Across the TBR News Media coverage area, on the minds of many board of education candidates running for trustee this election cycle has been the need for greater access to mental health services for students.
In general, the topic of mental health continues to come up more and more as the number of people suffering from this affliction increases. Americans are feeling the impact of COVID-19 shutdowns and of the isolation and loss of control that have followed. The news of more shootings nationwide has brought the issue and its repercussions to the forefront.
The mission of providing mental health assistance or increasing that aid to children and adolescents makes sense and the reasons to do so are countless. According to the Centers for Disease Control and Prevention, one in six U.S. children aged 2–8 years has been diagnosed with a mental, behavioral or developmental disorder. During the period of 2018-19, among adolescents aged 12-17 responding to a study, approximately 15% had a major depressive episode and nearly 37% had persistent feelings of sadness and hopelessness.

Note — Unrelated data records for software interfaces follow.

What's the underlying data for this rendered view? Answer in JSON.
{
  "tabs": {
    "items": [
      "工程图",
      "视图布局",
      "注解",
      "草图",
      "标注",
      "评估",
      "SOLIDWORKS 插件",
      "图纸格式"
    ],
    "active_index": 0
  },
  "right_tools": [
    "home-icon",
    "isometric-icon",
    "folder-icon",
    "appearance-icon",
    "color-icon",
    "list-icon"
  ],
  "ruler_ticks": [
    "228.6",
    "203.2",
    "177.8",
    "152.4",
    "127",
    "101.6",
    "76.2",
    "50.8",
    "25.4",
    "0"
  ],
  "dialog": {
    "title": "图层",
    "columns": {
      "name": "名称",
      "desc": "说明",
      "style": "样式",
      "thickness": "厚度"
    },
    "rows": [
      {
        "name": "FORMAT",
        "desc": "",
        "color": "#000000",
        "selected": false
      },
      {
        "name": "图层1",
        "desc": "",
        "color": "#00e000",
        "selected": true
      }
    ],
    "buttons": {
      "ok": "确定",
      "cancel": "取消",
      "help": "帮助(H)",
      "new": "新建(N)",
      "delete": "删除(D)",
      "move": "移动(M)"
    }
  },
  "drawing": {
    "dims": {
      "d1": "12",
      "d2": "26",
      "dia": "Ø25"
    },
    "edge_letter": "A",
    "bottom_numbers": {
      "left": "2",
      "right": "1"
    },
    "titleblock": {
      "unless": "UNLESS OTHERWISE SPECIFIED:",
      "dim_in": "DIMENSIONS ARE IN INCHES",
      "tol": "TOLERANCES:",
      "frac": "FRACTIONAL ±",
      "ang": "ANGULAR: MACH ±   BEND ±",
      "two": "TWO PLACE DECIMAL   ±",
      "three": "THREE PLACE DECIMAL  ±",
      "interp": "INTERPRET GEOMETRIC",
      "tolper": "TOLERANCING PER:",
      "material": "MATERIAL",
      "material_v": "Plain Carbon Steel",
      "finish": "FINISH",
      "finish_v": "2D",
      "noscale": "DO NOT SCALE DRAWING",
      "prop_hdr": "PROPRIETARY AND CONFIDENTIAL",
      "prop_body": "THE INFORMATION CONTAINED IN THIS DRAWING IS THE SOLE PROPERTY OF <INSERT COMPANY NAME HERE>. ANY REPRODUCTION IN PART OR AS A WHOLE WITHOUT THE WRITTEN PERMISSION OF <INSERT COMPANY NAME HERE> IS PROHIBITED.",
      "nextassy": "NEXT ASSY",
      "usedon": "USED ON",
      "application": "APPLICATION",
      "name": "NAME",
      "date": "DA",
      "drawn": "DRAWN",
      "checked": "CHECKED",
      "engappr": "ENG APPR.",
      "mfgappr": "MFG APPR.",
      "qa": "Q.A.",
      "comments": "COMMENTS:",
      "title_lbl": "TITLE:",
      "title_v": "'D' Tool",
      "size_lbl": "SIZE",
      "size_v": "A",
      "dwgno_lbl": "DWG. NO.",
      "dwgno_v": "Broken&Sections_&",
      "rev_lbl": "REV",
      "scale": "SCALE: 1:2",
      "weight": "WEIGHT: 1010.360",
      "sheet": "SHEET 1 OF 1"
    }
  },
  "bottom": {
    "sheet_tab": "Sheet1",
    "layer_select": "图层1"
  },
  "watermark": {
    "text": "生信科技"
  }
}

Adolescents today are also having more violent thoughts than they had in the past. It’s now increasingly vital to sit down with young people and get to the root causes of violent ideation. What is triggering such thoughts and how can we address them adequately?
Before the pandemic, mental health problems were already rising, exacerbated by people, especially young ones, sitting in front of computer screens and smartphones, comparing their lives to others. For many, COVID-19 shutdowns only compounded their miseries with more quiet time to sit with their feelings yet without opportunities to express their thoughts in a safe place.

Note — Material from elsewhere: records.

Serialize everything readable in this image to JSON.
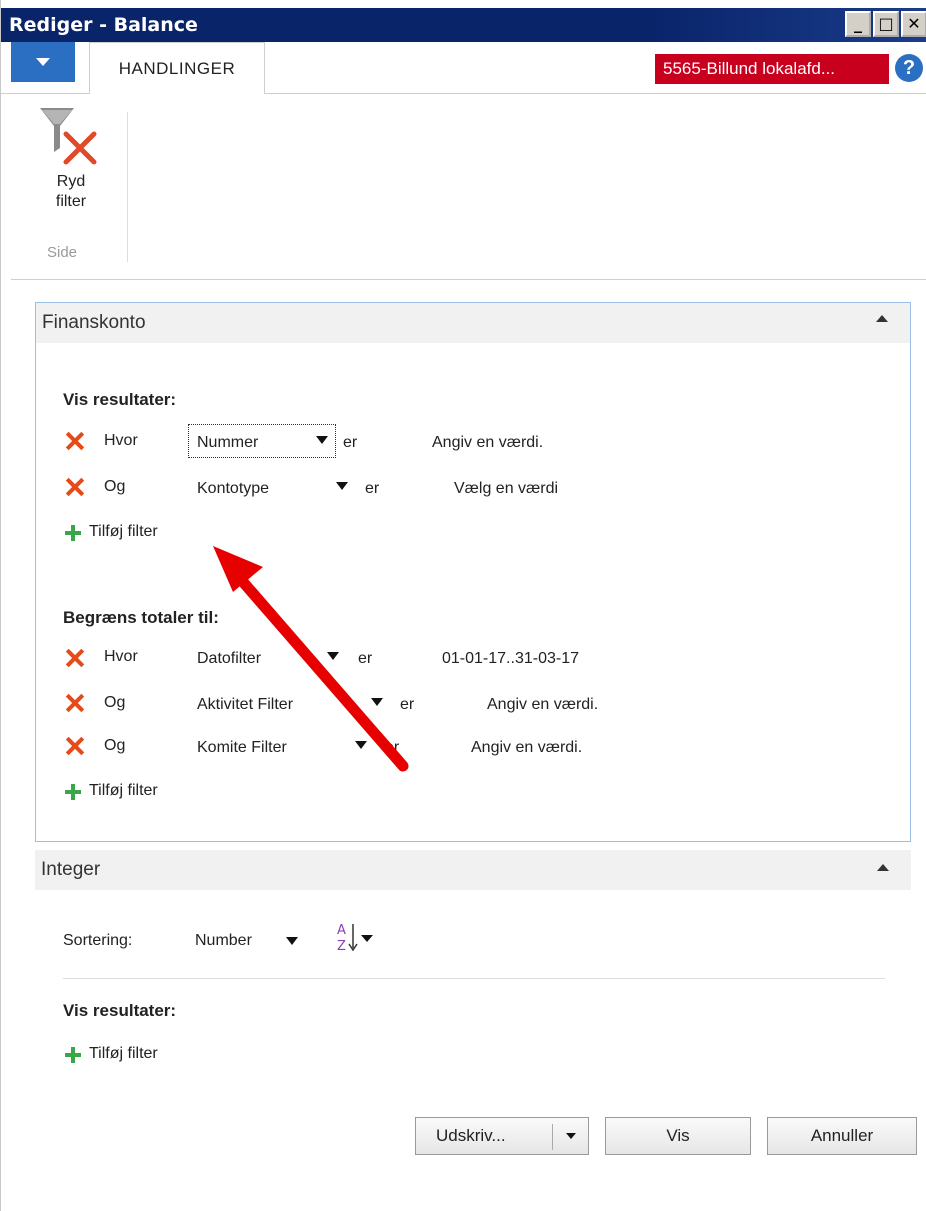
{
  "window": {
    "title": "Rediger - Balance",
    "controls": {
      "minimize": "_",
      "maximize": "□",
      "close": "✕"
    }
  },
  "ribbon": {
    "tab": "HANDLINGER",
    "company": "5565-Billund lokalafd...",
    "help": "?",
    "button_ryd_line1": "Ryd",
    "button_ryd_line2": "filter",
    "group_label": "Side"
  },
  "finanskonto": {
    "header": "Finanskonto",
    "vis_title": "Vis resultater:",
    "vis_filters": [
      {
        "conj": "Hvor",
        "field": "Nummer",
        "op": "er",
        "value": "Angiv en værdi."
      },
      {
        "conj": "Og",
        "field": "Kontotype",
        "op": "er",
        "value": "Vælg en værdi"
      }
    ],
    "add_filter_1": "Tilføj filter",
    "limit_title": "Begræns totaler til:",
    "limit_filters": [
      {
        "conj": "Hvor",
        "field": "Datofilter",
        "op": "er",
        "value": "01-01-17..31-03-17"
      },
      {
        "conj": "Og",
        "field": "Aktivitet Filter",
        "op": "er",
        "value": "Angiv en værdi."
      },
      {
        "conj": "Og",
        "field": "Komite Filter",
        "op": "er",
        "value": "Angiv en værdi."
      }
    ],
    "add_filter_2": "Tilføj filter"
  },
  "integer": {
    "header": "Integer",
    "sort_label": "Sortering:",
    "sort_value": "Number",
    "vis_title": "Vis resultater:",
    "add_filter": "Tilføj filter"
  },
  "buttons": {
    "print": "Udskriv...",
    "show": "Vis",
    "cancel": "Annuller"
  },
  "colors": {
    "title_bar": "#0a246a",
    "accent_blue": "#2b6fc2",
    "company_red": "#c8001e",
    "remove_x": "#e64a19",
    "add_plus": "#3aa64a",
    "annotation_arrow": "#e60000"
  }
}
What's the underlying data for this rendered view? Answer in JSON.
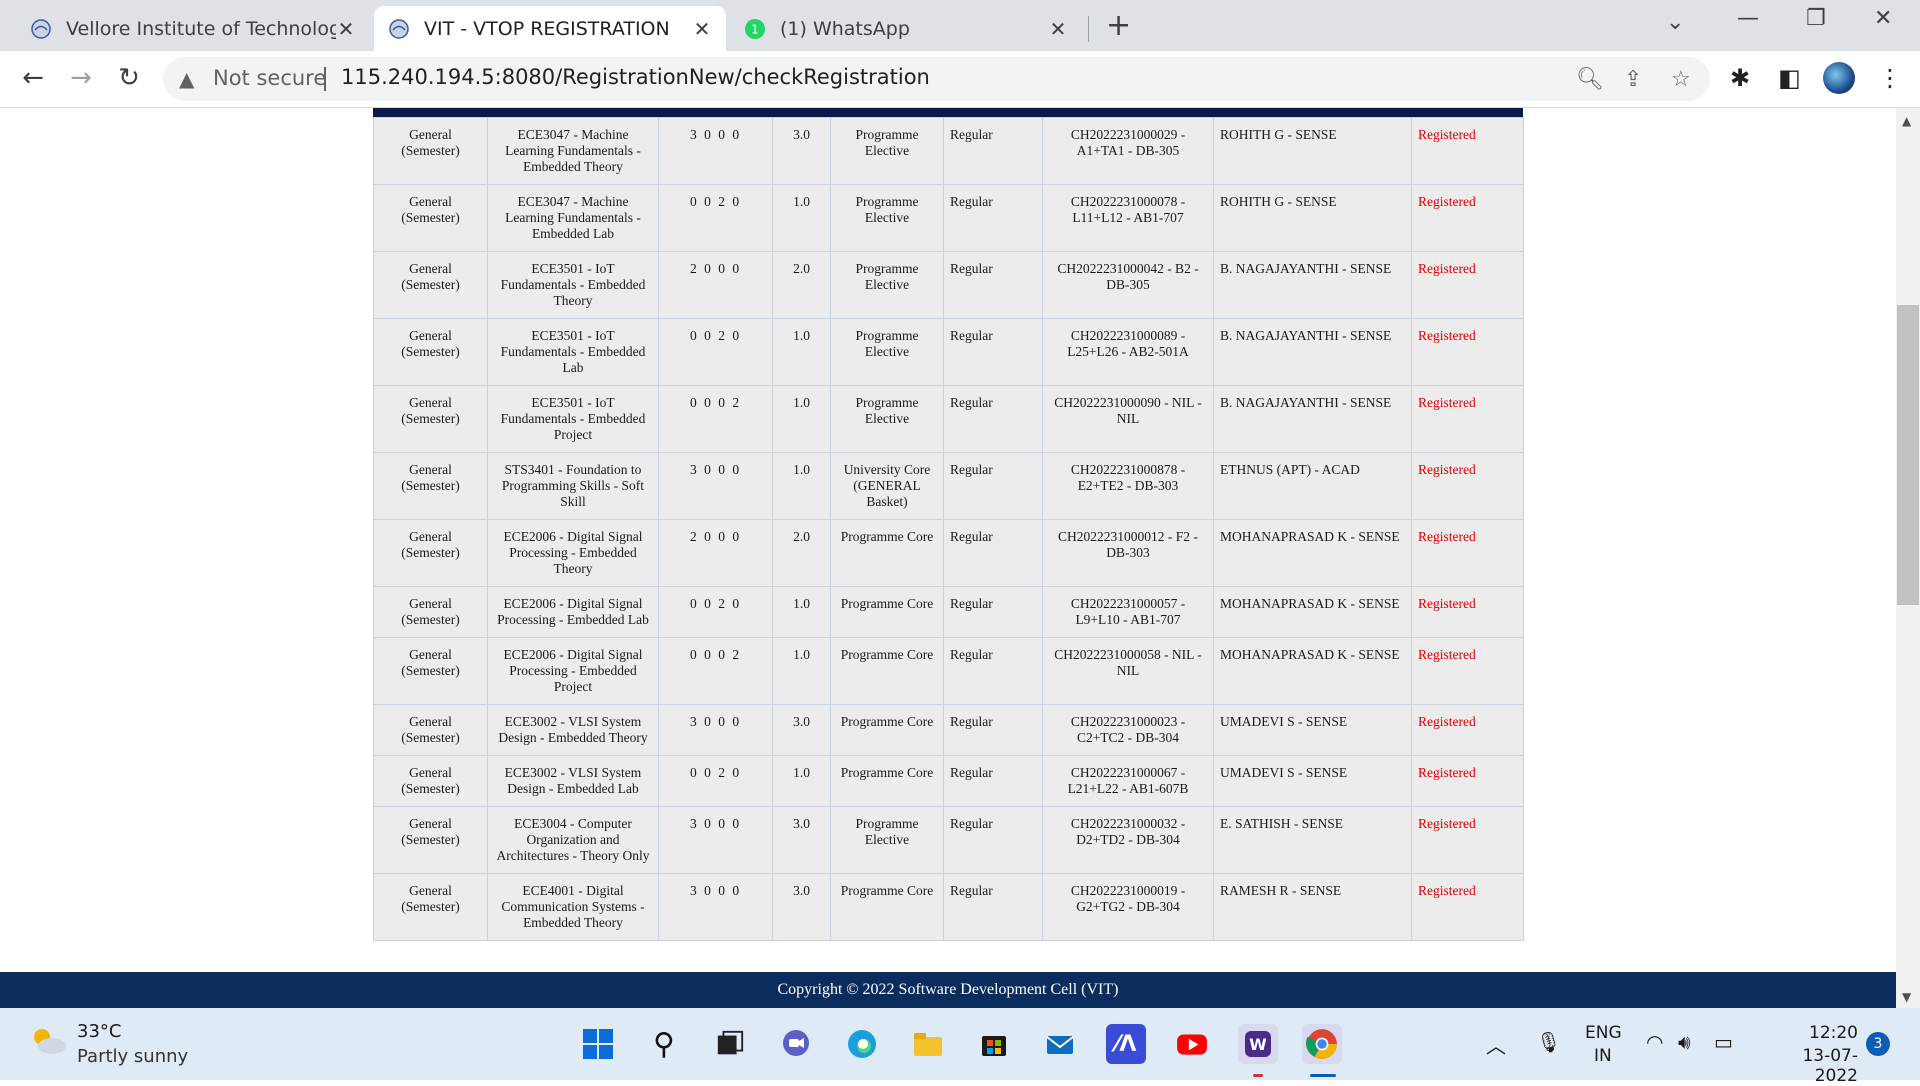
{
  "browser": {
    "tabs": [
      {
        "title": "Vellore Institute of Technology (V",
        "active": false
      },
      {
        "title": "VIT - VTOP REGISTRATION",
        "active": true
      },
      {
        "title": "(1) WhatsApp",
        "active": false,
        "badge": "1"
      }
    ],
    "new_tab": "+",
    "security_label": "Not secure",
    "url": "115.240.194.5:8080/RegistrationNew/checkRegistration"
  },
  "registration_rows": [
    {
      "type": "General (Semester)",
      "course": "ECE3047 - Machine Learning Fundamentals - Embedded Theory",
      "ltpjc": "3 0 0 0",
      "credits": "3.0",
      "category": "Programme Elective",
      "option": "Regular",
      "class": "CH2022231000029 - A1+TA1 - DB-305",
      "faculty": "ROHITH G - SENSE",
      "status": "Registered"
    },
    {
      "type": "General (Semester)",
      "course": "ECE3047 - Machine Learning Fundamentals - Embedded Lab",
      "ltpjc": "0 0 2 0",
      "credits": "1.0",
      "category": "Programme Elective",
      "option": "Regular",
      "class": "CH2022231000078 - L11+L12 - AB1-707",
      "faculty": "ROHITH G - SENSE",
      "status": "Registered"
    },
    {
      "type": "General (Semester)",
      "course": "ECE3501 - IoT Fundamentals - Embedded Theory",
      "ltpjc": "2 0 0 0",
      "credits": "2.0",
      "category": "Programme Elective",
      "option": "Regular",
      "class": "CH2022231000042 - B2 - DB-305",
      "faculty": "B. NAGAJAYANTHI - SENSE",
      "status": "Registered"
    },
    {
      "type": "General (Semester)",
      "course": "ECE3501 - IoT Fundamentals - Embedded Lab",
      "ltpjc": "0 0 2 0",
      "credits": "1.0",
      "category": "Programme Elective",
      "option": "Regular",
      "class": "CH2022231000089 - L25+L26 - AB2-501A",
      "faculty": "B. NAGAJAYANTHI - SENSE",
      "status": "Registered"
    },
    {
      "type": "General (Semester)",
      "course": "ECE3501 - IoT Fundamentals - Embedded Project",
      "ltpjc": "0 0 0 2",
      "credits": "1.0",
      "category": "Programme Elective",
      "option": "Regular",
      "class": "CH2022231000090 - NIL - NIL",
      "faculty": "B. NAGAJAYANTHI - SENSE",
      "status": "Registered"
    },
    {
      "type": "General (Semester)",
      "course": "STS3401 - Foundation to Programming Skills - Soft Skill",
      "ltpjc": "3 0 0 0",
      "credits": "1.0",
      "category": "University Core (GENERAL Basket)",
      "option": "Regular",
      "class": "CH2022231000878 - E2+TE2 - DB-303",
      "faculty": "ETHNUS (APT) - ACAD",
      "status": "Registered"
    },
    {
      "type": "General (Semester)",
      "course": "ECE2006 - Digital Signal Processing - Embedded Theory",
      "ltpjc": "2 0 0 0",
      "credits": "2.0",
      "category": "Programme Core",
      "option": "Regular",
      "class": "CH2022231000012 - F2 - DB-303",
      "faculty": "MOHANAPRASAD K - SENSE",
      "status": "Registered"
    },
    {
      "type": "General (Semester)",
      "course": "ECE2006 - Digital Signal Processing - Embedded Lab",
      "ltpjc": "0 0 2 0",
      "credits": "1.0",
      "category": "Programme Core",
      "option": "Regular",
      "class": "CH2022231000057 - L9+L10 - AB1-707",
      "faculty": "MOHANAPRASAD K - SENSE",
      "status": "Registered"
    },
    {
      "type": "General (Semester)",
      "course": "ECE2006 - Digital Signal Processing - Embedded Project",
      "ltpjc": "0 0 0 2",
      "credits": "1.0",
      "category": "Programme Core",
      "option": "Regular",
      "class": "CH2022231000058 - NIL - NIL",
      "faculty": "MOHANAPRASAD K - SENSE",
      "status": "Registered"
    },
    {
      "type": "General (Semester)",
      "course": "ECE3002 - VLSI System Design - Embedded Theory",
      "ltpjc": "3 0 0 0",
      "credits": "3.0",
      "category": "Programme Core",
      "option": "Regular",
      "class": "CH2022231000023 - C2+TC2 - DB-304",
      "faculty": "UMADEVI S - SENSE",
      "status": "Registered"
    },
    {
      "type": "General (Semester)",
      "course": "ECE3002 - VLSI System Design - Embedded Lab",
      "ltpjc": "0 0 2 0",
      "credits": "1.0",
      "category": "Programme Core",
      "option": "Regular",
      "class": "CH2022231000067 - L21+L22 - AB1-607B",
      "faculty": "UMADEVI S - SENSE",
      "status": "Registered"
    },
    {
      "type": "General (Semester)",
      "course": "ECE3004 - Computer Organization and Architectures - Theory Only",
      "ltpjc": "3 0 0 0",
      "credits": "3.0",
      "category": "Programme Elective",
      "option": "Regular",
      "class": "CH2022231000032 - D2+TD2 - DB-304",
      "faculty": "E. SATHISH - SENSE",
      "status": "Registered"
    },
    {
      "type": "General (Semester)",
      "course": "ECE4001 - Digital Communication Systems - Embedded Theory",
      "ltpjc": "3 0 0 0",
      "credits": "3.0",
      "category": "Programme Core",
      "option": "Regular",
      "class": "CH2022231000019 - G2+TG2 - DB-304",
      "faculty": "RAMESH R - SENSE",
      "status": "Registered"
    }
  ],
  "footer": "Copyright © 2022 Software Development Cell (VIT)",
  "taskbar": {
    "temperature": "33°C",
    "weather": "Partly sunny",
    "lang_line1": "ENG",
    "lang_line2": "IN",
    "time": "12:20",
    "date": "13-07-2022",
    "notifications": "3"
  },
  "colors": {
    "status_registered": "#e00000",
    "header_bar": "#0b1a4a",
    "footer_bg": "#0b2d5e"
  }
}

While many therapists offer virtual appointments through Zoom and other platforms, sometimes a patient, especially an adolescent, can feel even more isolated in such a forum as it can be difficult for some to connect with another through a screen.
This general disconnect from society can be detrimental to anyone, especially a child who is just starting to figure out what life is all about and the part he or she plays in it.

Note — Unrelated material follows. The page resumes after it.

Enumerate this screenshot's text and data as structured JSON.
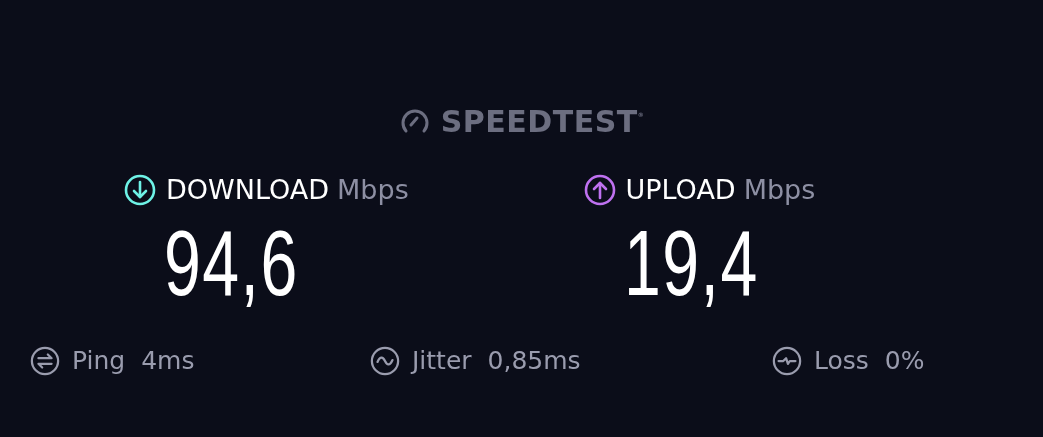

Our nation is in the midst of Mental Health Awareness Month, which has been observed in the U.S. since 1949. Now more than ever, it’s important to educate ourselves on the signs of mental health problems and how we can all help. Sometimes it’s as simple as letting those whom we love and who look to us for guidance know they are not alone. People who are struggling need to know they have someone to talk to so that they don’t feel alone and desperate.
At other times, we need to identify the proper balance between keeping one’s secrets and asking for help, even if it means reaching out to a parent, teacher or professional.
Discussions on how to provide our children the best mental health services need to continue past budget votes and BOE elections. Reach out to your board of ed, attend school board meetings and ensure that providing students the help they need is not a talking point but a priority.